Snapping shrimps: Females more aggressive than males
Female snapping shrimps are more aggressive than males, frequently snapping their deadly claws at each other, a study has shown.
Researchers in the US had expected male shrimps - which brandish a larger snapping claw - to behave more aggressively.
But despite their smaller claw size, females snapped more often when defending their territory.
Findings are published in the journal Ethology.
"We're so used to seeing animals in which males have larger weapons than females: bigger antlers, bigger teeth, bigger horns... And in many of these species, males are more aggressive than females," said Dr Melissa Hughes, from the College of Charleston in South Carolina, US who led the study.
"Males, more so than females, benefit from being aggressive and having large weapons, in species where males compete for females."
Snapping shrimps are sometimes called pistol shrimps and use their larger claw - the major chela - as a deadly weapon to kill prey and opponents.
They can kill enemies with a direct snap, and are known to stun potential food with a jet of bubbles by rapidly closing their larger claw. The snapping sound of this bubble blast collapsing gave the animals their name.
The researchers wanted to see how different sexes use their claws to defend their territory.
They collected two species of snapping shrimp, Alpheus heterochaelis and Alpheus angulosus, and studied same-sex and opposite-sex interactions in test chambers.
The shrimps were allowed to become residents in a burrow, before being faced with intruder shrimps.
The researchers filmed these interactions and counted the number of snaps - a sign of aggression - by each shrimp.
In both species, female shrimps contradicted the researchers' expectations by snapping more overall, and behaving more aggressively towards other females. Males were equally aggressive to both male and female intruders.
Dr Hughes admitted the reasons for females' more aggressive behaviour are unclear.
"Female aggression has not been studied nearly as much, and so we don't understand it nearly as well," she told BBC Nature.
"One possibility here is that females are competing with each other for males, either through direct competition fighting over males, or by defending large territories so that the distance between females is too large for one male to easily move between multiple females."
There are over 400 species of snapping shrimp. The crustaceans use their two distinct claws for different functions, and if they lose their larger claw in battle, the smaller one transforms into their snapping claw, and a new one grows where the snapper used to be.

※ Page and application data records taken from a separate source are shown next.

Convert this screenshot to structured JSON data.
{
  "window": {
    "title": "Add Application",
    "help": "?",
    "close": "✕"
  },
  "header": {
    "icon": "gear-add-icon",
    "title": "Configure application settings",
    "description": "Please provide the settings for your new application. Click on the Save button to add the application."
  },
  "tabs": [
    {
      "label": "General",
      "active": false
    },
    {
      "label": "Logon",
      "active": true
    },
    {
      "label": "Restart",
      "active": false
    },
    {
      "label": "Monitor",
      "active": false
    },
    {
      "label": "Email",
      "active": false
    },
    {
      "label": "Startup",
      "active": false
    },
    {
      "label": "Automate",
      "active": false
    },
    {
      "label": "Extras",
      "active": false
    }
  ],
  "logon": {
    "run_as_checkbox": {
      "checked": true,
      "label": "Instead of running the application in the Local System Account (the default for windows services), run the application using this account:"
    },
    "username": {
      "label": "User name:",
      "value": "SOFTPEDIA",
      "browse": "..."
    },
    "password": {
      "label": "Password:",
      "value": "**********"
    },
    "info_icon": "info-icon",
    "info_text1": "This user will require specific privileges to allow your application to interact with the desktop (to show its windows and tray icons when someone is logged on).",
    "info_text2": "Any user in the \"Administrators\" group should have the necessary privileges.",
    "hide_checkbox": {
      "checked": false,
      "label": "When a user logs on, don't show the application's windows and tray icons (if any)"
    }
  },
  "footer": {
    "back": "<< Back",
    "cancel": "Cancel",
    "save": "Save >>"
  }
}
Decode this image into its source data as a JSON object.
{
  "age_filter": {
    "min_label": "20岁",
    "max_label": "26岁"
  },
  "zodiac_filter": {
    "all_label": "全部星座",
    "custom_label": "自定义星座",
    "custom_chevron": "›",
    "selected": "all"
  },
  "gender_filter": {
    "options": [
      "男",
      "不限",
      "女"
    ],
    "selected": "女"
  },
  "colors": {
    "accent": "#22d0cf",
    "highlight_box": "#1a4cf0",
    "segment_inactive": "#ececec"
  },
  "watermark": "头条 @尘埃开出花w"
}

"These are incredibly cool animals that nearly no one has ever heard of," commented Dr Hughes.